Q: Should I buy from a multi-practice owner?
A: In general, I recommend steering clear of any transition where the seller owns multiple locations for three reasons.
- You’re buying the worst location.
If the seller owns multiple locations and wants to continue practicing dentistry, she is going to drop the one that has the least desirable location and staffing issues; the one where they can’t attract new patients, or where a brand new competitor opened up down the street.
Though they may answer many of your questions, the seller is always going to know more than you can find out. There’s a reason they’re selling and unfortunately you run the risk that she won’t be perfectly transparent about all the reasons.
- Questionable patient loyalty.
Chances are the two (or three, etc…) locations are relatively close to each other. If the dentist can drive between the practices relatively easily, then so can the patients. Though a seller may sign a non-compete, patients don’t.
You’re an unknown to the patients. The patients remember the other guy and have Google. Some may follow the seller, some may stay, but some may reevaluate altogether and turn to Google.
- The transitions are always messier.
It seems there’s always some kind of unforeseen issue with multi-practice doctor sellers, whether a lien, staffing or equipment issue, etc.
These types of practices aren’t exactly selling themselves, so sellers often use a broker to offload the deadbeat office. So don’t rely on broker postings for the cream of the crop offices to show up.
It comes down to a seller being stretched way too thin, not having a good grasp of all the details of their businesses, and being busier than the average person.
Although I clearly recommend avoiding these transitions, if you try to buy one and the deal falls apart, you can still call me. I’ll have the tissues ready.
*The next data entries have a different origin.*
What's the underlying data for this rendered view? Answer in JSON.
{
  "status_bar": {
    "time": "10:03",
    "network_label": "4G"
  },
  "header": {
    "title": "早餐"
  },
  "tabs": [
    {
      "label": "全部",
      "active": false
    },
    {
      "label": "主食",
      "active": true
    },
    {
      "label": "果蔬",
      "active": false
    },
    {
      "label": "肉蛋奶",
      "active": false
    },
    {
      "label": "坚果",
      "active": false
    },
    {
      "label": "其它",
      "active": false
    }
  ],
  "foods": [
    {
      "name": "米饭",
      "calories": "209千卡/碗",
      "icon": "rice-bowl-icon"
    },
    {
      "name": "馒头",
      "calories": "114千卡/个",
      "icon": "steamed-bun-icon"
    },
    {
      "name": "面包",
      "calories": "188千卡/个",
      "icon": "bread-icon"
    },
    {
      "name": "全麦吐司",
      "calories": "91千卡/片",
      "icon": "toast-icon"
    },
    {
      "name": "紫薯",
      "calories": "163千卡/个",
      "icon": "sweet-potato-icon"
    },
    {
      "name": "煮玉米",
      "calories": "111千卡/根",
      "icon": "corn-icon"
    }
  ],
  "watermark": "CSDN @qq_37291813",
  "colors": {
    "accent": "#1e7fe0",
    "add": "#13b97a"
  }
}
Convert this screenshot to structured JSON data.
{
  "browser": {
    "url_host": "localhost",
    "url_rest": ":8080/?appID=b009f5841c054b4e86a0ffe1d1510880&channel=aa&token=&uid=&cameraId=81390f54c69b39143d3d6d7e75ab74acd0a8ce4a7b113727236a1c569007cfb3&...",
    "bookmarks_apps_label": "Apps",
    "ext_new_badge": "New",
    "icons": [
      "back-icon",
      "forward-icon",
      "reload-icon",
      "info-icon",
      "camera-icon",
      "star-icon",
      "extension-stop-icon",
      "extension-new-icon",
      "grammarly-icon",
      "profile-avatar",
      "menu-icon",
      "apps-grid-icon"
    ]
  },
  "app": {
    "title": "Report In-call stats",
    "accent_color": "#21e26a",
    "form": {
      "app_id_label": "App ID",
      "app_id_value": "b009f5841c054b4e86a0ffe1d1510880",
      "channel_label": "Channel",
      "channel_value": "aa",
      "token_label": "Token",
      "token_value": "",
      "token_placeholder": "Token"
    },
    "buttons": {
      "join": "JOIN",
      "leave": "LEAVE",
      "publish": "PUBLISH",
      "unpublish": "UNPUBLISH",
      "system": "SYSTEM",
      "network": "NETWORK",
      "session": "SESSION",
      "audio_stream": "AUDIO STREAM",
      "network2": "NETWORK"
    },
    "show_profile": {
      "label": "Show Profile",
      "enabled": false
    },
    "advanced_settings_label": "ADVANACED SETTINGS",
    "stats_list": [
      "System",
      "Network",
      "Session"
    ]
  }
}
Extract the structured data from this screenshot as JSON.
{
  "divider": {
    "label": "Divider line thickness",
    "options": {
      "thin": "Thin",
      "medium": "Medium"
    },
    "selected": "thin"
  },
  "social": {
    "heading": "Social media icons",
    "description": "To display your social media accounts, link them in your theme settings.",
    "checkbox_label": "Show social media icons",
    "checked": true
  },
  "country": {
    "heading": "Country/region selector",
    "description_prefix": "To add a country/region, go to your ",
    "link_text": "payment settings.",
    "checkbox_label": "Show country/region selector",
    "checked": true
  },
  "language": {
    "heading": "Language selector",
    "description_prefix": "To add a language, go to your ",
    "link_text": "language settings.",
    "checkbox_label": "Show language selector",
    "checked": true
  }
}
- Evaluating the Seller as much as the Practice
- 4 Tips to Use Brokers to Find a Dental Practice for Sale
- Are Your Future Dental Patients In the Right Demographics for You?